When done properly, you will find 90% of your gold trapped behind the first four or five riffles. A few pieces, just a few, will work their way further down. But, almost none make it all the way out of the Le’ Trap sluice. We were working with several ounces of very fine gold per day; and to test the system, several times we brought all of the tailings home to see what we had lost from the Le’ Trap Sluice. It was never more than a half of one percent of our total gold recovery.

And, really, we didn’t even lose that gold, because it simply ran back into our dredge recovery system.

The Le’ Trap sluice is a one-piece molded unit which has a unique set of very efficient short riffles which seem to suck the gold right out of the water’s current. Cleanup of the sluice is simply a matter of tilting it up and dumping it into a tub or gold pan. The final product ends up not being much more than a handful of gold and your heaviest concentrates. Needless to say, this is much easier to deal with, rather than having to lug several heavy buckets of concentrates up the hill to our vehicles!
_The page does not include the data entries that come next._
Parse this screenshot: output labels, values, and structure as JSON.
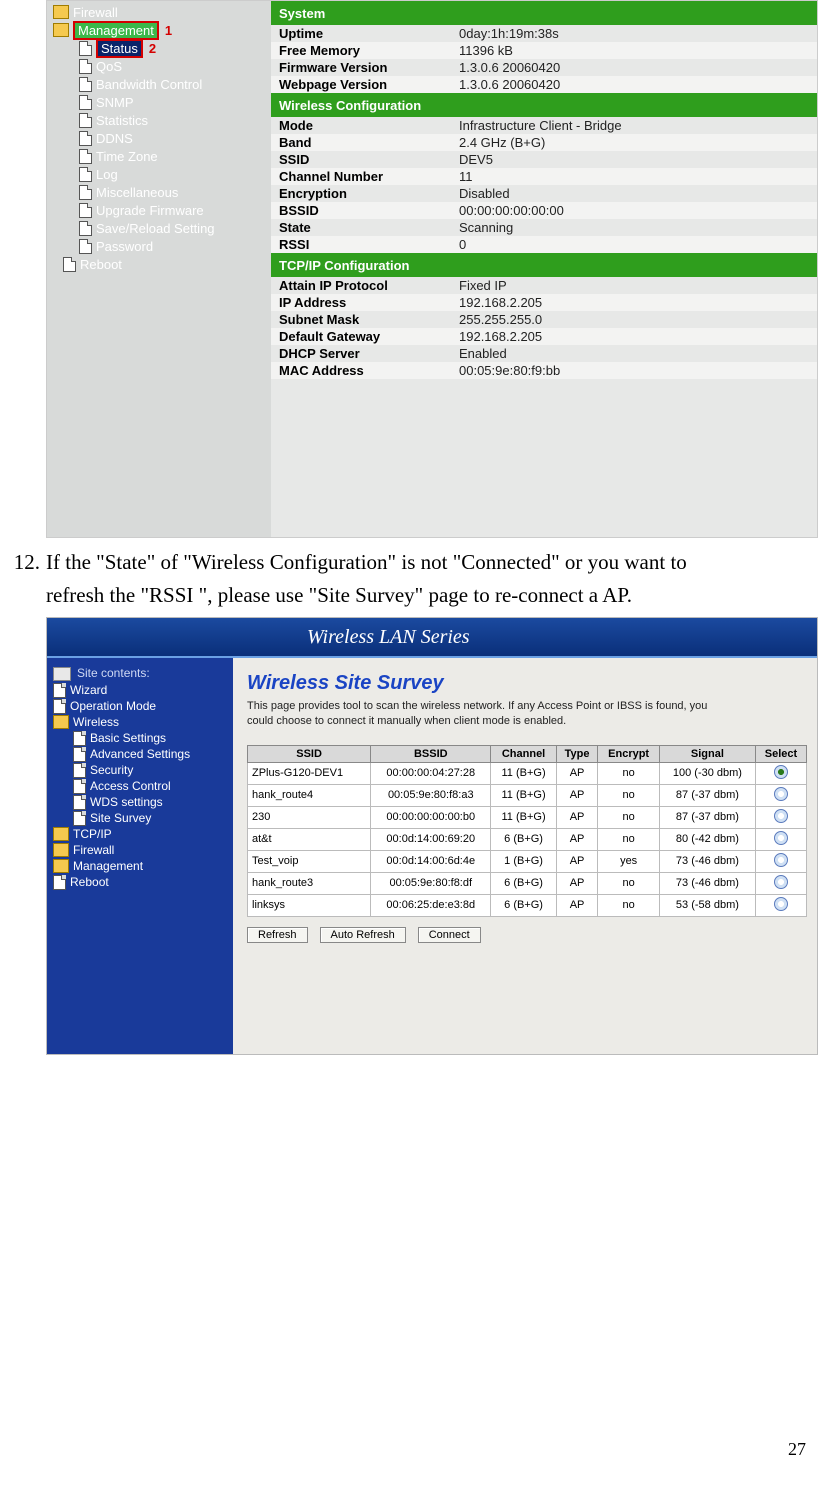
{
  "page_number": "27",
  "instruction": {
    "num": "12.",
    "text_l1": "If the \"State\" of \"Wireless Configuration\" is not \"Connected\" or you want to",
    "text_l2": "refresh the \"RSSI \", please use \"Site Survey\" page to re-connect a AP."
  },
  "shot1": {
    "tree": {
      "firewall": "Firewall",
      "management": "Management",
      "mgmt_badge": "1",
      "status": "Status",
      "status_badge": "2",
      "items": [
        "QoS",
        "Bandwidth Control",
        "SNMP",
        "Statistics",
        "DDNS",
        "Time Zone",
        "Log",
        "Miscellaneous",
        "Upgrade Firmware",
        "Save/Reload Setting",
        "Password"
      ],
      "reboot": "Reboot"
    },
    "sections": [
      {
        "header": "System",
        "rows": [
          {
            "k": "Uptime",
            "v": "0day:1h:19m:38s"
          },
          {
            "k": "Free Memory",
            "v": "11396 kB"
          },
          {
            "k": "Firmware Version",
            "v": "1.3.0.6 20060420"
          },
          {
            "k": "Webpage Version",
            "v": "1.3.0.6 20060420"
          }
        ]
      },
      {
        "header": "Wireless Configuration",
        "rows": [
          {
            "k": "Mode",
            "v": "Infrastructure Client - Bridge"
          },
          {
            "k": "Band",
            "v": "2.4 GHz (B+G)"
          },
          {
            "k": "SSID",
            "v": "DEV5"
          },
          {
            "k": "Channel Number",
            "v": "11"
          },
          {
            "k": "Encryption",
            "v": "Disabled"
          },
          {
            "k": "BSSID",
            "v": "00:00:00:00:00:00"
          },
          {
            "k": "State",
            "v": "Scanning"
          },
          {
            "k": "RSSI",
            "v": "0"
          }
        ]
      },
      {
        "header": "TCP/IP Configuration",
        "rows": [
          {
            "k": "Attain IP Protocol",
            "v": "Fixed IP"
          },
          {
            "k": "IP Address",
            "v": "192.168.2.205"
          },
          {
            "k": "Subnet Mask",
            "v": "255.255.255.0"
          },
          {
            "k": "Default Gateway",
            "v": "192.168.2.205"
          },
          {
            "k": "DHCP Server",
            "v": "Enabled"
          },
          {
            "k": "MAC Address",
            "v": "00:05:9e:80:f9:bb"
          }
        ]
      }
    ]
  },
  "shot2": {
    "banner": "Wireless LAN Series",
    "tree": {
      "label": "Site contents:",
      "top": [
        "Wizard",
        "Operation Mode"
      ],
      "wireless": "Wireless",
      "witems": [
        "Basic Settings",
        "Advanced Settings",
        "Security",
        "Access Control",
        "WDS settings",
        "Site Survey"
      ],
      "bottom_folders": [
        "TCP/IP",
        "Firewall",
        "Management"
      ],
      "reboot": "Reboot"
    },
    "panel": {
      "title": "Wireless Site Survey",
      "desc": "This page provides tool to scan the wireless network. If any Access Point or IBSS is found, you could choose to connect it manually when client mode is enabled.",
      "headers": [
        "SSID",
        "BSSID",
        "Channel",
        "Type",
        "Encrypt",
        "Signal",
        "Select"
      ],
      "rows": [
        {
          "ssid": "ZPlus-G120-DEV1",
          "bssid": "00:00:00:04:27:28",
          "ch": "11 (B+G)",
          "type": "AP",
          "enc": "no",
          "sig": "100 (-30 dbm)",
          "sel": true
        },
        {
          "ssid": "hank_route4",
          "bssid": "00:05:9e:80:f8:a3",
          "ch": "11 (B+G)",
          "type": "AP",
          "enc": "no",
          "sig": "87 (-37 dbm)",
          "sel": false
        },
        {
          "ssid": "230",
          "bssid": "00:00:00:00:00:b0",
          "ch": "11 (B+G)",
          "type": "AP",
          "enc": "no",
          "sig": "87 (-37 dbm)",
          "sel": false
        },
        {
          "ssid": "at&t",
          "bssid": "00:0d:14:00:69:20",
          "ch": "6 (B+G)",
          "type": "AP",
          "enc": "no",
          "sig": "80 (-42 dbm)",
          "sel": false
        },
        {
          "ssid": "Test_voip",
          "bssid": "00:0d:14:00:6d:4e",
          "ch": "1 (B+G)",
          "type": "AP",
          "enc": "yes",
          "sig": "73 (-46 dbm)",
          "sel": false
        },
        {
          "ssid": "hank_route3",
          "bssid": "00:05:9e:80:f8:df",
          "ch": "6 (B+G)",
          "type": "AP",
          "enc": "no",
          "sig": "73 (-46 dbm)",
          "sel": false
        },
        {
          "ssid": "linksys",
          "bssid": "00:06:25:de:e3:8d",
          "ch": "6 (B+G)",
          "type": "AP",
          "enc": "no",
          "sig": "53 (-58 dbm)",
          "sel": false
        }
      ],
      "buttons": {
        "refresh": "Refresh",
        "auto": "Auto Refresh",
        "connect": "Connect"
      }
    }
  }
}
The main ingredient that we saved with this new cleanup system is time. We were able to feed the Le’ Trap sluice about twice as fast as our commercial shaker table. And, we only needed to screen the concentrates down through a quarter-inch screen using the Le’ Trap sluice, rather than through a quarter-inch mesh screen, then an eighth-inch screen, and then a 20 mesh screen to use the shaker table. This saved a lot of time in itself.

Plus, the system was so simple to use, we purchased a second sluice and used one on each dredge to cut our cleanup time in half again!

Since it only takes one person to feed the Le’ Trap sluice, we would put everyone else to work with end-of-the-day organizational activities while the concentrates were being run. Things like putting airlines and weight belts away, transferring used gas cans off the dredges, minor equipment repairs, etc. About the time that everything is put away and finished for the day, the concentrates are also finished, and we only have a half-hour of finish-up when we get home. This is a HUGE improvement over our old systems for final cleanup.

While smaller dredges have lesser amounts of concentrates to deal with at the end of the day, the time it takes to work them down usually is considerable, even on a three-inch dredge operation. That is, providing you are recovering worthwhile amounts of gold, especially fine gold. I don’t see any reason why the Le’ Trap sluice could not benefit any dredging operation where the dredge sluice is wide enough to allow the Le’ Trap box to fit inside.

We will be using this system in our operations during this upcoming season, and in future seasons until someone comes up with something better and faster. Anyone want to buy a good commercial shaker table?